May is turning into a month of action on the part of public education supporters. From parent groups to the University of California system, teachers, administrators, parents, students and advocates will be engaged in a variety of actions to convey to elected officials and the public the seriousness of the financial crisis our schools are facing. Since the effort to get a vote on tax extensions onto a June ballot failed, there has been an eerie period of relative calm, but that is an illusory state, a quiet before the storm.
Schools, along with other critical services, have been left in a financial limbo where they must continue to operate, but must plan for unknown levels of cuts that may come in an unpredictable schedule, with unfamiliar, unacceptable changes to classrooms. Across the state, teachers are facing layoffs, class sizes are being increased, and program offerings are being reduced. Just recently in the San Francisco Unified School District (SFUSD), community members at the high school level were fighting to save a long-established music program and third year foreign language classes.
From the perspective of the education community, this fiscal chaos has reached a point of crisis sufficient to declare a state of emergency. And it is this level of alarm that needs to be conveyed to state representatives and senators, and their constituents. Actions throughout May are designed to accomplish just that task. The first of many events happens Friday in Northern California with a Senate Budget Committee hearing in Mountain View:
Senate Budget Committee Hearing
When: Friday, May 6, 10 a.m.
Where: Microsoft, Silicon Valley Campus, Microsoft Conference Center, Building 1, 1065 La Avenida, Mountain View, CA 94043
Chaired by San Francisco’s own Mark Leno, the hearing will be an opportunity to provide testimony regarding the tremendous impact of cuts to the K-12, Community College, CSU and UC systems. If you need a quick refresher on any of the specific cuts to your district, the parent advocacy group Parents for Great Education has developed a school funding map that allows you to get the estimated funding and staffing cuts if the tax extensions don’t go forward.
The “State of Emergency” was originally called by a broad-based education coalition, initiated by the California Teachers’ Association and supported by the Association of California School Administrators, California Association of School Business Officials, California Federation of Teachers, California Professional Firefighters, California School Board Association, California State Parent Teacher Association, Equal Justice Society and the National Education Association. That coalition is calling for a series of actions next week, beginning with legislative activities on Monday, May 9th.

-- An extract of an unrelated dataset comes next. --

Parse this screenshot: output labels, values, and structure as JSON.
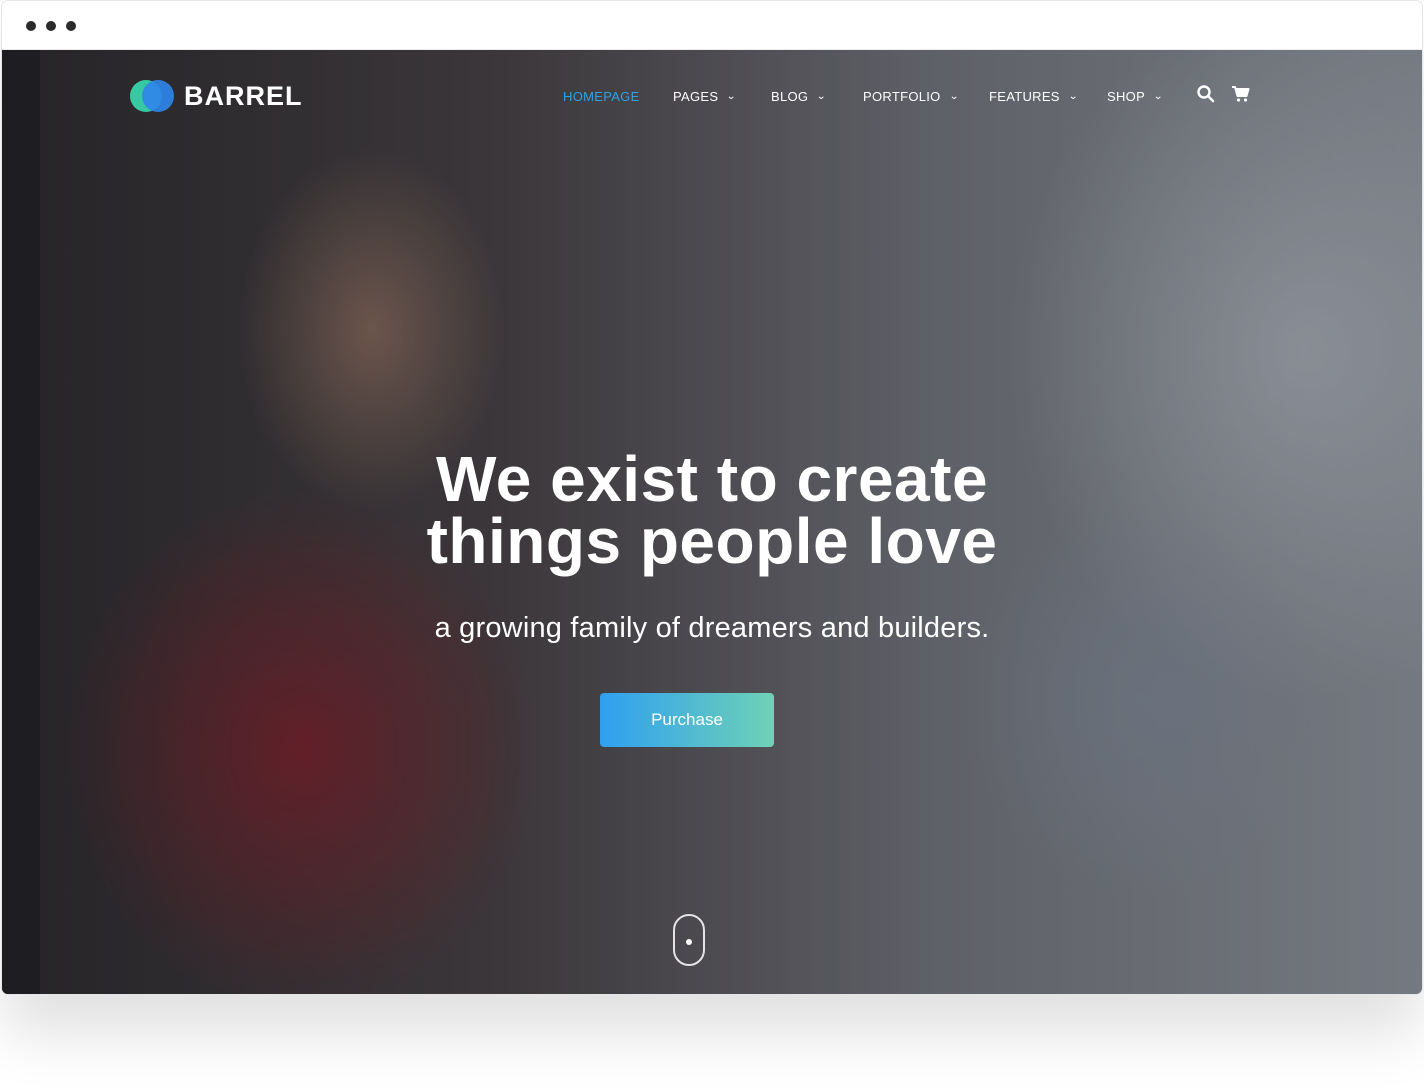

Each subsequent day is focused on a particular strategy, from connecting with and education parents, to the traditional culminating rally at locations across the state on Friday. A variety of resources have been developed to support all of these actions. In addition to flyers, talking points, and lists of phone numbers for lobbying officials, a page has been created to both find and share information about events that are happening throughout the state. The message here is that the more events there are the better – a local event at your school or in your neighborhood is just as important as attending a large centralized event. Finally, our local teachers union, United Educators of San Francisco is organizing some San Francisco specific events and materials.
Though there are sure to be other intervening events, the next widely publicized event is being organized by Educate Our State. They have declared May 24th to be “Wake Up California” day and are mobilizing people across the state to “increase awareness of the crisis facing California public schools and the need for our legislators to pass the revenue extension measures needed to secure school funding.” Communities will be coming out across the state, from San Diego to Sacramento, with more events and locations being added all the time.
In San Francisco, activities will be focused around reaching folks during the 7:30-9:30 am commute time in three locations: Castro/Market, 24th/Mission, and Van Ness/McAllister. Anyone interested in helping to lead these events can contact Educate Our State to join in.
All of the events in May are absolutely essential, because all of these advocates are correct. There really is a state of emergency, and the only way to address it is to wake up California — and the nation. Between the pincers of financial starvation and the increasing Taylorization of instruction, our students are in jeopardy of receiving an education that is only reminiscent of what we know they require and deserve. The current privatization and fundamental reconfiguration of public education is occurring for the benefit of the individuals and companies behind those efforts, not the students in the classroom seats.Archive